[Page and application data records]
********

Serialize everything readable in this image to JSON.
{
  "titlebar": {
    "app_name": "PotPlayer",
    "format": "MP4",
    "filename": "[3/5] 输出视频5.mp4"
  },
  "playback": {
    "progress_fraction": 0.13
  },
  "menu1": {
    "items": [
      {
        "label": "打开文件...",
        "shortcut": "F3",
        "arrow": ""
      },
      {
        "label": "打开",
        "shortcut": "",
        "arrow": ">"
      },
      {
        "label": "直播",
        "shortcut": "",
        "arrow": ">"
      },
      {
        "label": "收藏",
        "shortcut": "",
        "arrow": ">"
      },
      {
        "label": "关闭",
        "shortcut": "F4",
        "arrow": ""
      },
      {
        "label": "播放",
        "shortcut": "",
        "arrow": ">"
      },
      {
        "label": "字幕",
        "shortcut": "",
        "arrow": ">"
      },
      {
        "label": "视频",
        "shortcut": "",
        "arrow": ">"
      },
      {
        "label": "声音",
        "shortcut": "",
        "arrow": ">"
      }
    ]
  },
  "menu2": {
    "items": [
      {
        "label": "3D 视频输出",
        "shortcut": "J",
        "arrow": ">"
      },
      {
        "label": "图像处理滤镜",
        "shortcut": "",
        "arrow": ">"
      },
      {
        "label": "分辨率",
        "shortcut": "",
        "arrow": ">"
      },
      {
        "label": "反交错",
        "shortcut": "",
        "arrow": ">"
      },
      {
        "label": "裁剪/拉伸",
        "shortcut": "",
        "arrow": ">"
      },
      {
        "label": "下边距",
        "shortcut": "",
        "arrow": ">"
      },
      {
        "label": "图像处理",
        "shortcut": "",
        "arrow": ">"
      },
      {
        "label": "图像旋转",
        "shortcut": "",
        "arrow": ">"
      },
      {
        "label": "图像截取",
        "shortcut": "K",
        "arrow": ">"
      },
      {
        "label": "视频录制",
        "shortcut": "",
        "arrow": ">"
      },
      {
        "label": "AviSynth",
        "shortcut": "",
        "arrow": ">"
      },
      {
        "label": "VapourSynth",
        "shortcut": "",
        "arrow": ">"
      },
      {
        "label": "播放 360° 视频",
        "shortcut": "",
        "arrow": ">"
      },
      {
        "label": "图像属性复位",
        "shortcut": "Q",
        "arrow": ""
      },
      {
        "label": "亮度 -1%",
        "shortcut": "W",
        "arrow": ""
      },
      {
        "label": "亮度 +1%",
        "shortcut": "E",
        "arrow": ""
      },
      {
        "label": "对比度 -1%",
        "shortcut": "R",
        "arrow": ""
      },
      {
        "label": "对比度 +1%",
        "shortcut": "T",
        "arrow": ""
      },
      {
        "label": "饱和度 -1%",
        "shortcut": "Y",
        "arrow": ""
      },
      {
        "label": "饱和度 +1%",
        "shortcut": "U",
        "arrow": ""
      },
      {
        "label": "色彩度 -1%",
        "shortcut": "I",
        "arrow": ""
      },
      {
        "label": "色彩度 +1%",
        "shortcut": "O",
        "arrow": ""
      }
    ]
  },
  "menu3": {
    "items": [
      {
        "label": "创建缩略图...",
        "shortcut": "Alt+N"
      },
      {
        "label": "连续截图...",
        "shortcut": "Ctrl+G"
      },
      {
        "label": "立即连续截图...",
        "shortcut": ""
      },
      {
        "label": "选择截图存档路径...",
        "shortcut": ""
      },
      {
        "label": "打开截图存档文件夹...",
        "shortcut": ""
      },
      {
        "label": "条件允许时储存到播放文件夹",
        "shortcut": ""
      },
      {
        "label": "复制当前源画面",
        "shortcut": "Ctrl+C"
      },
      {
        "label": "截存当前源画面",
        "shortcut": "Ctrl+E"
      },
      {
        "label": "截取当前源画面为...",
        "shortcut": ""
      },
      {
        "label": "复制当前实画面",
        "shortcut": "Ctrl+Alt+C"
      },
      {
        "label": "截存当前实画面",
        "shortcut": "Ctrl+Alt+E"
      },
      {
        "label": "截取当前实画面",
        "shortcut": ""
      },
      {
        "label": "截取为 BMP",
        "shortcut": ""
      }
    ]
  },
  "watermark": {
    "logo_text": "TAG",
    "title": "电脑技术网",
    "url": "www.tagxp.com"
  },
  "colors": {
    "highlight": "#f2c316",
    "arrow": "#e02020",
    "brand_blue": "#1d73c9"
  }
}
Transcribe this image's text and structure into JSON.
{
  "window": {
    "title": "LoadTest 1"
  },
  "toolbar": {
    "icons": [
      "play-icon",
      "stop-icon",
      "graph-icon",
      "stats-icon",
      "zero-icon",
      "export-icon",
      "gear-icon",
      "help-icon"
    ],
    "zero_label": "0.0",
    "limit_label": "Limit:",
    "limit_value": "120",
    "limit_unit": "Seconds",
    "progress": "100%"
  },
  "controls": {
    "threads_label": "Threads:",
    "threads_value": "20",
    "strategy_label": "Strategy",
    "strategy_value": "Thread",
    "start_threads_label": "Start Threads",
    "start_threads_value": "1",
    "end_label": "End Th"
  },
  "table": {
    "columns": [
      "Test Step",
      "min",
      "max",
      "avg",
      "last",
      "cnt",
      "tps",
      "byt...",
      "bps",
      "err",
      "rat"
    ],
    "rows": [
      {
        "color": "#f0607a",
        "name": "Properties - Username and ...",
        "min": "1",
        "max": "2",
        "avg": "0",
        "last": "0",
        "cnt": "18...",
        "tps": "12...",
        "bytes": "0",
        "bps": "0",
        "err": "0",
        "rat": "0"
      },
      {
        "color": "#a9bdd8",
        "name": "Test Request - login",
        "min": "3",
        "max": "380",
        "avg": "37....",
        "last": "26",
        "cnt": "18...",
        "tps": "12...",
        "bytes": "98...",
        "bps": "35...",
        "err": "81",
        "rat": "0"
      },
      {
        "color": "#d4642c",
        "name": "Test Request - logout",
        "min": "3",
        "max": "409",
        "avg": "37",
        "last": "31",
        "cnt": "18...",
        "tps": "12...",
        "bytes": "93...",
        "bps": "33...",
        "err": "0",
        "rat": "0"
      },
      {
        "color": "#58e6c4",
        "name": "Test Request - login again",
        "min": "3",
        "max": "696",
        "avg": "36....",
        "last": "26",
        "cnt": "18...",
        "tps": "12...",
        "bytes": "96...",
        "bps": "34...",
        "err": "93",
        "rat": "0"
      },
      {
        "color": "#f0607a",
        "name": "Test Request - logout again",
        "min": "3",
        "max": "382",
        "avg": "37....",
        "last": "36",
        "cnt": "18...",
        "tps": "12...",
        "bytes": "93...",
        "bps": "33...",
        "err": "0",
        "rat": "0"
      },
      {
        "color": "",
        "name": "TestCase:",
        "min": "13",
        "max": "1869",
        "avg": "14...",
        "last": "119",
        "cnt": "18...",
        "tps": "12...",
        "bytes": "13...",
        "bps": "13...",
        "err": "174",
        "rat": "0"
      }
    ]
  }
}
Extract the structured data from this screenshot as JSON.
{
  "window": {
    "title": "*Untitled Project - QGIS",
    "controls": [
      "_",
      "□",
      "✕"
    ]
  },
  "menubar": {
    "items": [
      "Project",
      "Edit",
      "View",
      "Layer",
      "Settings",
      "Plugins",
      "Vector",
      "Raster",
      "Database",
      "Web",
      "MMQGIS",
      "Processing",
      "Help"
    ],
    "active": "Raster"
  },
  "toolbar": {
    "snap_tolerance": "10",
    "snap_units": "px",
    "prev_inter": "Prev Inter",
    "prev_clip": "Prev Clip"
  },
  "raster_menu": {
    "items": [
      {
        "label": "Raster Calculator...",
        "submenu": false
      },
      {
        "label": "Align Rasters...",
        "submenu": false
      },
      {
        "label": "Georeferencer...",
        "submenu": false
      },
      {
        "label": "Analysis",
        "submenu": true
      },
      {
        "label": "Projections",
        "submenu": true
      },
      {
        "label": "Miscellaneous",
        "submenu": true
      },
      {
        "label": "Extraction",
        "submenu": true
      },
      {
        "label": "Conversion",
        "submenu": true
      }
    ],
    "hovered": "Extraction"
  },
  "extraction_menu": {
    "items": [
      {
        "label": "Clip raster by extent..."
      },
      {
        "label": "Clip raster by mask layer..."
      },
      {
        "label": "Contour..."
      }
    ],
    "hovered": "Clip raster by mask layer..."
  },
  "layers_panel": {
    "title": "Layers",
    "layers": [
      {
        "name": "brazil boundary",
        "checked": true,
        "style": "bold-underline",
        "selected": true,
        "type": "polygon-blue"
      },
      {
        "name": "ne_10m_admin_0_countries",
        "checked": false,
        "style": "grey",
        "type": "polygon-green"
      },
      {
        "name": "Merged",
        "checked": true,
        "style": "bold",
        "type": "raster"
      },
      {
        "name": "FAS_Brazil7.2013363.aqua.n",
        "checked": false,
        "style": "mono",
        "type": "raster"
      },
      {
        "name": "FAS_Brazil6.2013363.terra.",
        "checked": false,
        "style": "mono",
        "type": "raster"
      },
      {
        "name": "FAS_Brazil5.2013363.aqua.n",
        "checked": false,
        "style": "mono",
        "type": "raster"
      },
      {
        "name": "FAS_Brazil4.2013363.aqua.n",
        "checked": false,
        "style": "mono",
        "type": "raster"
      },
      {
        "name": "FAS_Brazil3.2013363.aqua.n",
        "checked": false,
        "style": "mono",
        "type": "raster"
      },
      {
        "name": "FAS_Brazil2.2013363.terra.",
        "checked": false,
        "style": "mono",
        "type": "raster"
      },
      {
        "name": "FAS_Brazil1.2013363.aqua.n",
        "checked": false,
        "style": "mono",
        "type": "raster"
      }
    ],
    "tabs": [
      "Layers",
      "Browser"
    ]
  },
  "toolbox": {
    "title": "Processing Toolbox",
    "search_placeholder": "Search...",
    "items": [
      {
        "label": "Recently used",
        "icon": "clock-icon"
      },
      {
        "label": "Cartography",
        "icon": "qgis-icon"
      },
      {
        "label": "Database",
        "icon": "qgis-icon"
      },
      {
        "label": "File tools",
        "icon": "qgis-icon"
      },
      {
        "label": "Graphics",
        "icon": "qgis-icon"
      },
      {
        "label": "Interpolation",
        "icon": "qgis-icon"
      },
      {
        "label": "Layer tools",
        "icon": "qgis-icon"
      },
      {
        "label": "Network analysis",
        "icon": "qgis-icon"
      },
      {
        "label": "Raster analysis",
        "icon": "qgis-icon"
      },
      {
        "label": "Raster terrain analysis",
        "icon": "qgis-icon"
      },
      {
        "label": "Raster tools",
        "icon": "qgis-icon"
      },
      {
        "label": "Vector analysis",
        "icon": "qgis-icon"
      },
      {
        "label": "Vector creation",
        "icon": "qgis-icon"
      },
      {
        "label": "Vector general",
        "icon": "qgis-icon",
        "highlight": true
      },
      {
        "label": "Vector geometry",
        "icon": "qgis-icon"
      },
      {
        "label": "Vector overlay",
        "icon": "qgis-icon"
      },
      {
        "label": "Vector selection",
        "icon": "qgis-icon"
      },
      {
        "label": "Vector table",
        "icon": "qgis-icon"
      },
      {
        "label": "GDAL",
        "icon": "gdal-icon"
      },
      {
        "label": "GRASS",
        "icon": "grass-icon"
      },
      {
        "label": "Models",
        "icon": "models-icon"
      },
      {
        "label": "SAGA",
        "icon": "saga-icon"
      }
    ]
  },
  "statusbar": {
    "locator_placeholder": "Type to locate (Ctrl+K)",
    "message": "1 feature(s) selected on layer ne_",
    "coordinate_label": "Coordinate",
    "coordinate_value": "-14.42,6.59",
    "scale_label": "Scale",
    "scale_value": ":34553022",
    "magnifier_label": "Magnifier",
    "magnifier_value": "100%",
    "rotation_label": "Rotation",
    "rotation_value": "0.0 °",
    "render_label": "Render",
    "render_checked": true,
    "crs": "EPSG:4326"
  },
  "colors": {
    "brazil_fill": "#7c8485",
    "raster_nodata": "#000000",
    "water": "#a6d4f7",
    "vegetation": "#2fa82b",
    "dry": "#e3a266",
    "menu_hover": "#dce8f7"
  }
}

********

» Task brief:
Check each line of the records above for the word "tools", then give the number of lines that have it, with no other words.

» Written solution:
3